#### Task to complete
This exercise calls for duplicating every entry below exactly, without the images.

#### Provided data
**********

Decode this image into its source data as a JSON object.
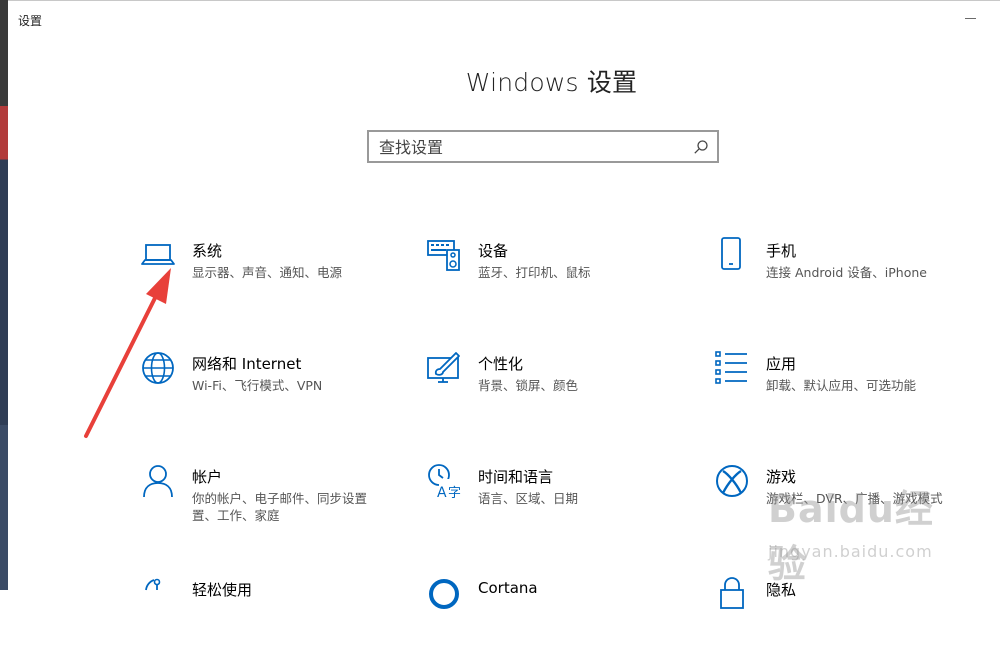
{
  "window": {
    "title": "设置"
  },
  "header": {
    "title": "Windows 设置"
  },
  "search": {
    "placeholder": "查找设置"
  },
  "tiles": [
    {
      "title": "系统",
      "desc": "显示器、声音、通知、电源",
      "icon": "laptop-icon"
    },
    {
      "title": "设备",
      "desc": "蓝牙、打印机、鼠标",
      "icon": "devices-icon"
    },
    {
      "title": "手机",
      "desc": "连接 Android 设备、iPhone",
      "icon": "phone-icon"
    },
    {
      "title": "网络和 Internet",
      "desc": "Wi-Fi、飞行模式、VPN",
      "icon": "globe-icon"
    },
    {
      "title": "个性化",
      "desc": "背景、锁屏、颜色",
      "icon": "personalization-icon"
    },
    {
      "title": "应用",
      "desc": "卸载、默认应用、可选功能",
      "icon": "apps-list-icon"
    },
    {
      "title": "帐户",
      "desc": "你的帐户、电子邮件、同步设置",
      "desc2": "置、工作、家庭",
      "icon": "person-icon"
    },
    {
      "title": "时间和语言",
      "desc": "语言、区域、日期",
      "icon": "time-language-icon"
    },
    {
      "title": "游戏",
      "desc": "游戏栏、DVR、广播、游戏模式",
      "icon": "xbox-icon"
    },
    {
      "title": "轻松使用",
      "desc": "",
      "icon": "ease-of-access-icon"
    },
    {
      "title": "Cortana",
      "desc": "",
      "icon": "cortana-icon"
    },
    {
      "title": "隐私",
      "desc": "",
      "icon": "lock-icon"
    }
  ],
  "watermark": {
    "brand": "Baidu经验",
    "url": "jingyan.baidu.com"
  },
  "colors": {
    "accent": "#0067c0",
    "arrow": "#e8403a"
  }
}
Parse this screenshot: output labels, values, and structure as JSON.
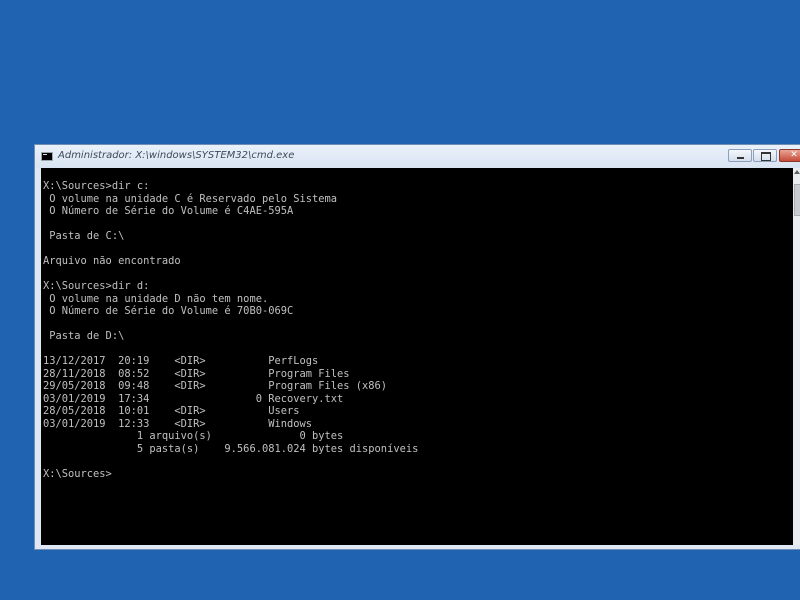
{
  "window": {
    "title": "Administrador: X:\\windows\\SYSTEM32\\cmd.exe",
    "icon": "console-icon",
    "controls": {
      "minimize_icon": "minimize-icon",
      "maximize_icon": "maximize-icon",
      "close_label": "✕"
    }
  },
  "console": {
    "lines": [
      "X:\\Sources>dir c:",
      " O volume na unidade C é Reservado pelo Sistema",
      " O Número de Série do Volume é C4AE-595A",
      "",
      " Pasta de C:\\",
      "",
      "Arquivo não encontrado",
      "",
      "X:\\Sources>dir d:",
      " O volume na unidade D não tem nome.",
      " O Número de Série do Volume é 70B0-069C",
      "",
      " Pasta de D:\\",
      "",
      "13/12/2017  20:19    <DIR>          PerfLogs",
      "28/11/2018  08:52    <DIR>          Program Files",
      "29/05/2018  09:48    <DIR>          Program Files (x86)",
      "03/01/2019  17:34                 0 Recovery.txt",
      "28/05/2018  10:01    <DIR>          Users",
      "03/01/2019  12:33    <DIR>          Windows",
      "               1 arquivo(s)              0 bytes",
      "               5 pasta(s)    9.566.081.024 bytes disponíveis",
      "",
      "X:\\Sources>"
    ]
  },
  "colors": {
    "desktop": "#1f63b1",
    "console_bg": "#000000",
    "console_fg": "#c0c0c0"
  }
}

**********

#### Exercise result
Decode this image into its source data as a JSON object.
{
  "window": {
    "title": "设置"
  },
  "header": {
    "title": "Windows 设置"
  },
  "search": {
    "placeholder": "查找设置"
  },
  "tiles": [
    {
      "title": "系统",
      "desc": "显示器、声音、通知、电源",
      "icon": "laptop-icon"
    },
    {
      "title": "设备",
      "desc": "蓝牙、打印机、鼠标",
      "icon": "devices-icon"
    },
    {
      "title": "手机",
      "desc": "连接 Android 设备、iPhone",
      "icon": "phone-icon"
    },
    {
      "title": "网络和 Internet",
      "desc": "Wi-Fi、飞行模式、VPN",
      "icon": "globe-icon"
    },
    {
      "title": "个性化",
      "desc": "背景、锁屏、颜色",
      "icon": "personalization-icon"
    },
    {
      "title": "应用",
      "desc": "卸载、默认应用、可选功能",
      "icon": "apps-list-icon"
    },
    {
      "title": "帐户",
      "desc": "你的帐户、电子邮件、同步设置",
      "desc2": "置、工作、家庭",
      "icon": "person-icon"
    },
    {
      "title": "时间和语言",
      "desc": "语言、区域、日期",
      "icon": "time-language-icon"
    },
    {
      "title": "游戏",
      "desc": "游戏栏、DVR、广播、游戏模式",
      "icon": "xbox-icon"
    },
    {
      "title": "轻松使用",
      "desc": "",
      "icon": "ease-of-access-icon"
    },
    {
      "title": "Cortana",
      "desc": "",
      "icon": "cortana-icon"
    },
    {
      "title": "隐私",
      "desc": "",
      "icon": "lock-icon"
    }
  ],
  "watermark": {
    "brand": "Baidu经验",
    "url": "jingyan.baidu.com"
  },
  "colors": {
    "accent": "#0067c0",
    "arrow": "#e8403a"
  }
}
Parse this screenshot: output labels, values, and structure as JSON.
{
  "window": {
    "title": "Administrador: X:\\windows\\SYSTEM32\\cmd.exe",
    "icon": "console-icon",
    "controls": {
      "minimize_icon": "minimize-icon",
      "maximize_icon": "maximize-icon",
      "close_label": "✕"
    }
  },
  "console": {
    "lines": [
      "X:\\Sources>dir c:",
      " O volume na unidade C é Reservado pelo Sistema",
      " O Número de Série do Volume é C4AE-595A",
      "",
      " Pasta de C:\\",
      "",
      "Arquivo não encontrado",
      "",
      "X:\\Sources>dir d:",
      " O volume na unidade D não tem nome.",
      " O Número de Série do Volume é 70B0-069C",
      "",
      " Pasta de D:\\",
      "",
      "13/12/2017  20:19    <DIR>          PerfLogs",
      "28/11/2018  08:52    <DIR>          Program Files",
      "29/05/2018  09:48    <DIR>          Program Files (x86)",
      "03/01/2019  17:34                 0 Recovery.txt",
      "28/05/2018  10:01    <DIR>          Users",
      "03/01/2019  12:33    <DIR>          Windows",
      "               1 arquivo(s)              0 bytes",
      "               5 pasta(s)    9.566.081.024 bytes disponíveis",
      "",
      "X:\\Sources>"
    ]
  },
  "colors": {
    "desktop": "#1f63b1",
    "console_bg": "#000000",
    "console_fg": "#c0c0c0"
  }
}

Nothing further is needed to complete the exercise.